How did you read the broad thrust of the U.S. tax code? And its effort to keep earnings and investments in the U.S.?
Rupak Saha: There is the general feeling that because of protectionist policies in the U.S,. or because of the current economy getting strengthened, because of a Trump administration in U.S. businesses in the U.S. has looked more inwards and see what more they can do in the U.S.
I think that will impact jurisdictions such as Singapore and other low tax jurisdictions which were getting a disproportionate share of U.S. investments compared to the market there. But where there are broad, stable markets in India, I am not sure that it will make a day and night difference to investment into the country. I refuse to buy that.
Maulik, do you see specific structures, industries being impacted more than others - like pharma, big KPOs or BPOs in India that some large U.S. companies have?
Maulik Doshi: Absolutely. If there is an excise tax and if the industry is opting for SEZ unit in India, then they don’t pay any tax in India, apart from minimum alternate tax (MAT). So, the overall tax cost will increase for these companies, be it pharma outsourcing, which is in research and development, or contract manufacturing or the IT, ITES space.
Till now, Indian IT companies having a subsidiary in the U.S. would treat the business as a cost-plus entity, and remunerate with a small mark up. With these dynamics, Indian multinationals will want to park their profits in the U.S. rather than bringing it back to India and tax it in India. So, the transferable mechanics in that model will change. It will impact the India-U.S. trade and the investments.
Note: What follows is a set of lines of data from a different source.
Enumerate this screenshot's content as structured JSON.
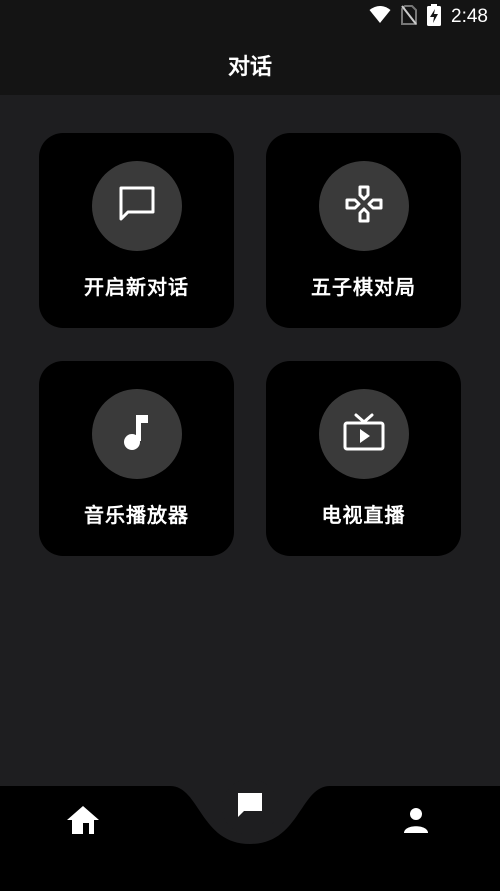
{
  "status_bar": {
    "time": "2:48",
    "icons": [
      "wifi-icon",
      "no-sim-icon",
      "battery-charging-icon"
    ]
  },
  "header": {
    "title": "对话"
  },
  "cards": [
    {
      "label": "开启新对话",
      "icon": "chat-bubble-icon"
    },
    {
      "label": "五子棋对局",
      "icon": "gamepad-icon"
    },
    {
      "label": "音乐播放器",
      "icon": "music-note-icon"
    },
    {
      "label": "电视直播",
      "icon": "tv-play-icon"
    }
  ],
  "bottom_nav": {
    "items": [
      {
        "name": "home",
        "icon": "home-icon"
      },
      {
        "name": "chat",
        "icon": "chat-icon",
        "active": true
      },
      {
        "name": "profile",
        "icon": "person-icon"
      }
    ]
  },
  "colors": {
    "background": "#1e1e20",
    "header": "#141414",
    "card": "#000000",
    "icon_circle": "#3a3a3a",
    "text": "#ffffff"
  }
}
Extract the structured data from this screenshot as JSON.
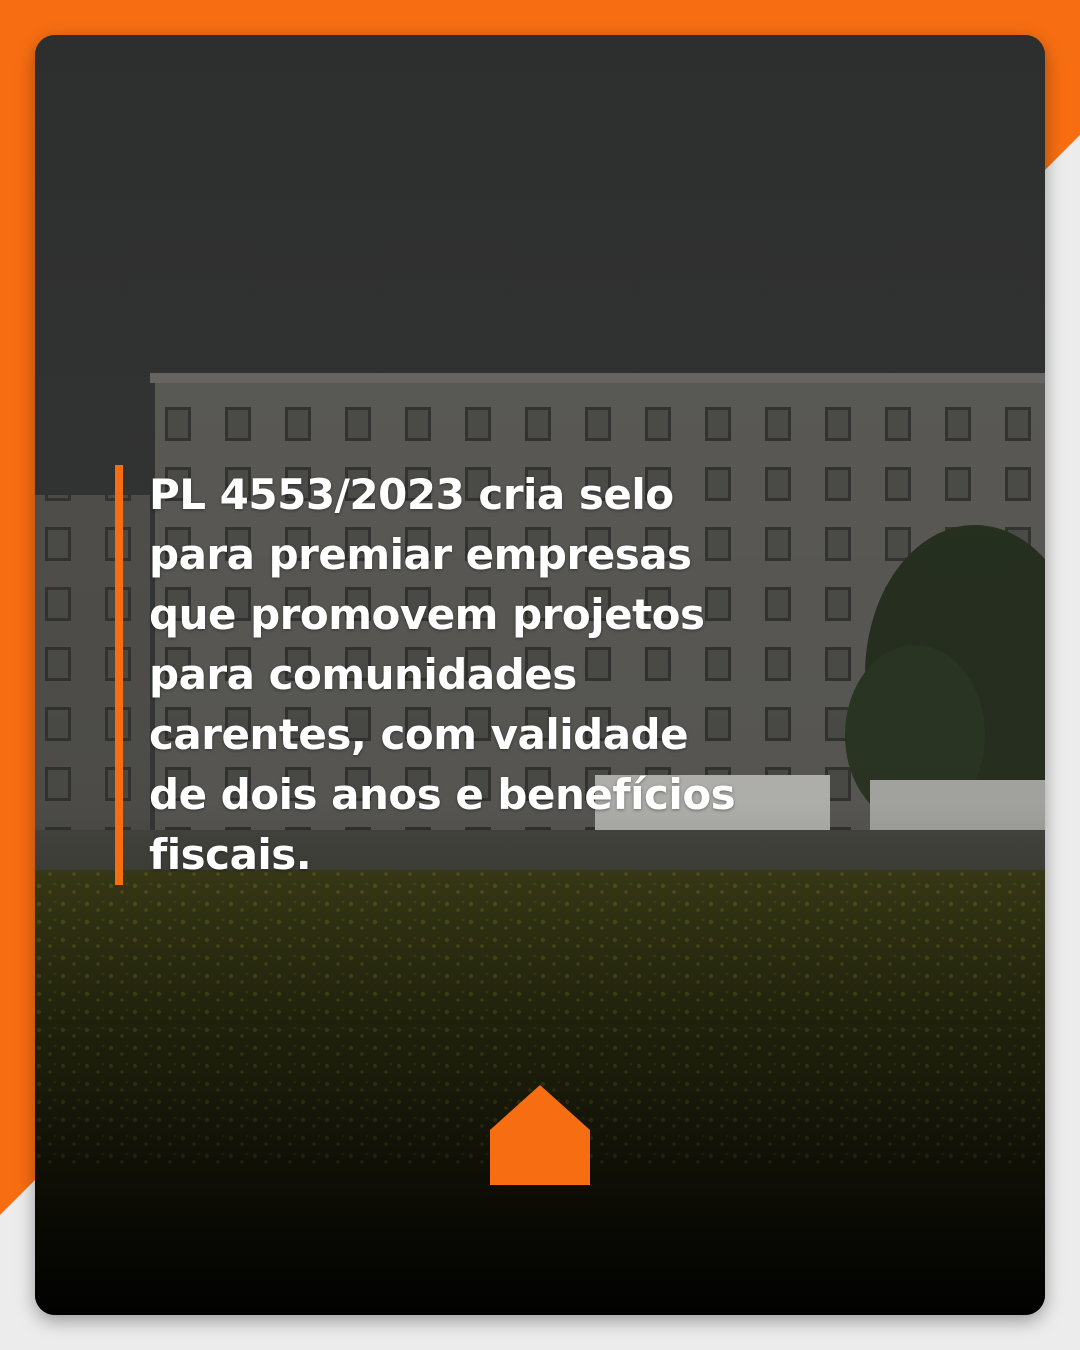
{
  "colors": {
    "accent": "#f76e12",
    "page_background": "#ececec",
    "text": "#ffffff"
  },
  "post": {
    "headline": "PL 4553/2023 cria selo para premiar empresas que promovem projetos para comunidades carentes, com validade de dois anos e benefícios fiscais."
  },
  "logo": {
    "icon": "house-icon"
  }
}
Rupak Saha: Until now, pushing debt leverage down into U.S. operations and getting the deduction for those has been a significant strategy for investors in the U.S. With the interest limitation rule, it will get impacted. How you deploy capital in the U.S., and whether there is need to restructure needs to be looked at. Some of those restructurings at the U.S. end and by India outbound businesses will come to the fray.